At first glance, a documentary about fashion and fashion photography, well, I couldn’t think of two things I was less interested in. But from the minute Bill Cunningham New York began, I was hooked. A film about a man obsessed with taking pictures of hats, legs and shoes, I would soon learn, had almost nothing to do with fashion, and everything to do with history, heartbreak and art.

The world of fashion strikes me as an ugly place, filled with beautiful, ugly people, and Bill Cunningham, although considered by his peers, “The most important person in the world,” is quite alone in that world, and in the world at large.

Cunningham has little need for fabulous as I see it, because he is a true artist. His art is the kind where youth, society and commerce may have a strong presence, but have little importance.

Clothes can enhance your beauty and clothes can mask your fear, but they cannot, and they do not make the man. Just look at Cunningham, 80, in the same shirt, slacks and worn blue coat, shining like a quasar in a galaxy of stars.

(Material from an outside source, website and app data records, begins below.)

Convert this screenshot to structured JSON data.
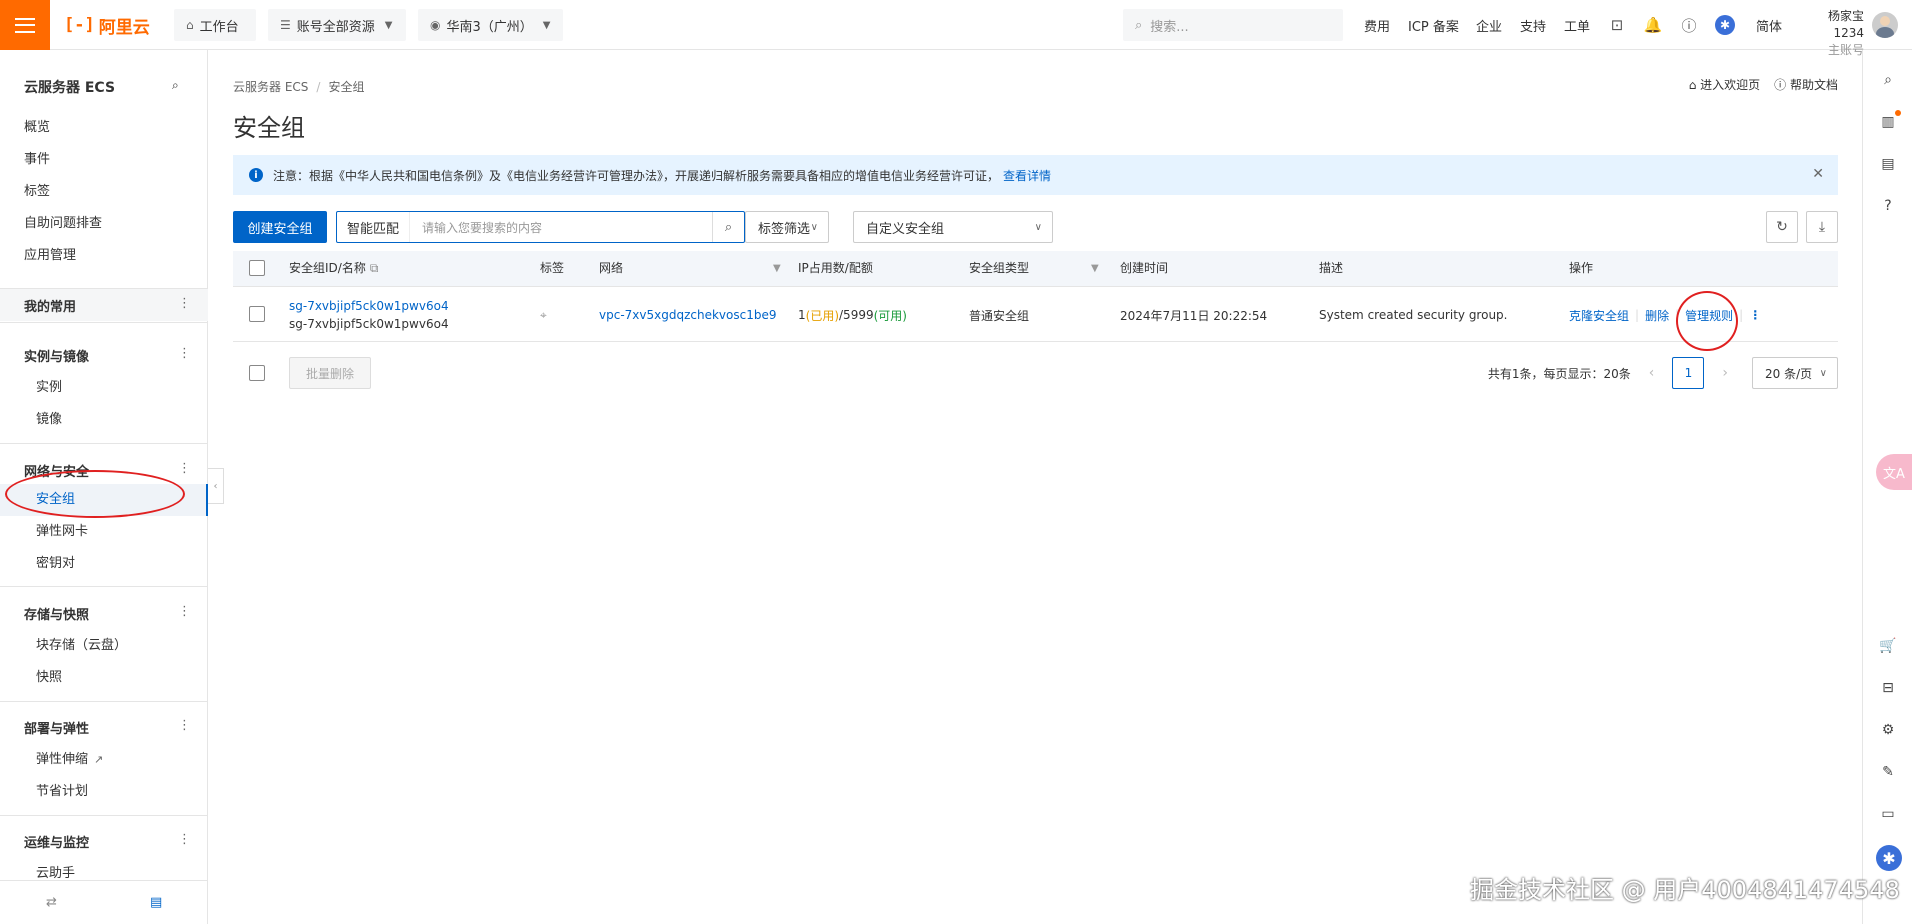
{
  "topbar": {
    "logo": "阿里云",
    "logo_mark": "[-]",
    "workbench": "工作台",
    "account_resources": "账号全部资源",
    "region": "华南3（广州）",
    "search_placeholder": "搜索...",
    "nav": [
      "费用",
      "ICP 备案",
      "企业",
      "支持",
      "工单"
    ],
    "lang": "简体",
    "user_name": "杨家宝1234",
    "user_role": "主账号"
  },
  "sidebar": {
    "title": "云服务器 ECS",
    "top_items": [
      "概览",
      "事件",
      "标签",
      "自助问题排查",
      "应用管理"
    ],
    "favorites": "我的常用",
    "groups": [
      {
        "title": "实例与镜像",
        "items": [
          "实例",
          "镜像"
        ]
      },
      {
        "title": "网络与安全",
        "items": [
          "安全组",
          "弹性网卡",
          "密钥对"
        ]
      },
      {
        "title": "存储与快照",
        "items": [
          "块存储（云盘）",
          "快照"
        ]
      },
      {
        "title": "部署与弹性",
        "items": [
          "弹性伸缩",
          "节省计划"
        ]
      },
      {
        "title": "运维与监控",
        "items": [
          "云助手"
        ]
      }
    ]
  },
  "main": {
    "breadcrumb": [
      "云服务器 ECS",
      "安全组"
    ],
    "title": "安全组",
    "top_links": [
      "进入欢迎页",
      "帮助文档"
    ],
    "notice_text": "注意：根据《中华人民共和国电信条例》及《电信业务经营许可管理办法》，开展递归解析服务需要具备相应的增值电信业务经营许可证，",
    "notice_link": "查看详情",
    "create_button": "创建安全组",
    "search_mode": "智能匹配",
    "search_placeholder": "请输入您要搜索的内容",
    "tag_filter": "标签筛选",
    "custom_sg": "自定义安全组",
    "columns": [
      "安全组ID/名称",
      "标签",
      "网络",
      "IP占用数/配额",
      "安全组类型",
      "创建时间",
      "描述",
      "操作"
    ],
    "row": {
      "id": "sg-7xvbjipf5ck0w1pwv6o4",
      "name": "sg-7xvbjipf5ck0w1pwv6o4",
      "vpc": "vpc-7xv5xgdqzchekvosc1be9",
      "ip_used_count": "1",
      "ip_used_label": "(已用)",
      "ip_quota": "/5999",
      "ip_avail_label": "(可用)",
      "type": "普通安全组",
      "created": "2024年7月11日 20:22:54",
      "description": "System created security group.",
      "actions": [
        "克隆安全组",
        "删除",
        "管理规则"
      ]
    },
    "batch_delete": "批量删除",
    "pager_total": "共有1条，每页显示：20条",
    "page": "1",
    "page_size": "20 条/页"
  },
  "watermark": "掘金技术社区 @ 用户4004841474548",
  "translate_float": "文A",
  "colors": {
    "brand": "#ff6a00",
    "primary": "#0064c8",
    "used": "#e6a000",
    "available": "#1a9a3a",
    "mark": "#e02020"
  }
}
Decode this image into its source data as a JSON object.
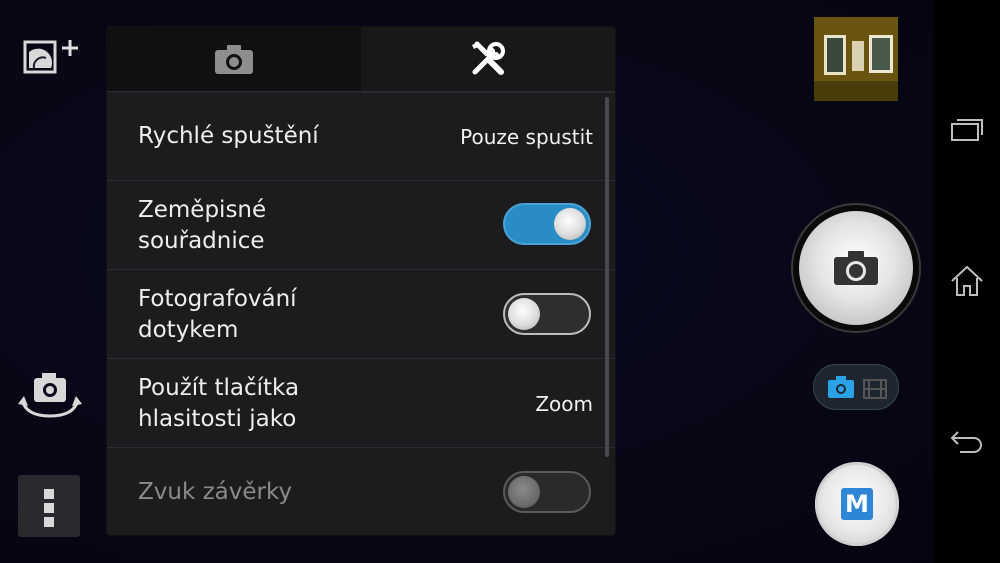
{
  "tabs": [
    {
      "icon": "camera-icon"
    },
    {
      "icon": "tools-icon"
    }
  ],
  "settings": [
    {
      "label": "Rychlé spuštění",
      "value": "Pouze spustit"
    },
    {
      "label": "Zeměpisné\nsouřadnice",
      "toggle": "on"
    },
    {
      "label": "Fotografování\ndotykem",
      "toggle": "off"
    },
    {
      "label": "Použít tlačítka\nhlasitosti jako",
      "value": "Zoom"
    },
    {
      "label": "Zvuk závěrky",
      "toggle": "disabled"
    }
  ],
  "mode_button": {
    "label": "M"
  },
  "colors": {
    "accent": "#2a8cc4",
    "mode_blue": "#2e87d6",
    "panel": "#1c1c1e"
  },
  "icons": {
    "top_left": "scene-hdr-plus-icon",
    "switch_camera": "switch-camera-icon",
    "menu": "more-menu-icon",
    "shutter": "camera-icon",
    "mode_toggle": [
      "camera-icon",
      "video-icon"
    ],
    "nav": [
      "recent-apps-icon",
      "home-icon",
      "back-icon"
    ]
  }
}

Bill is a rare and lone bird, hovering over the hard edges and straight lines of a tightly stitched industry, pulling poetry from the stage and the streets, pasting together the society girl and the ghetto boy, creating a collage of the human experience.

Design alone does not make art, nor is there beauty in numbers, lunches, and a list of Who's Who. Ideally, fashion is outerwear for the soul's innerwear, and a woman can't expand her heart by putting on the right dress.

But Cunningham embodies expansion; he does not swim with the sharks in shallow water--he lives on the bright side, and in the deep end. The divine and broken self, the artist; who takes colors off the runway and onto the walkway, with determination and grace, a vision of breathing streets, hats, legs and shoes; a vision of life.

March 31, 2012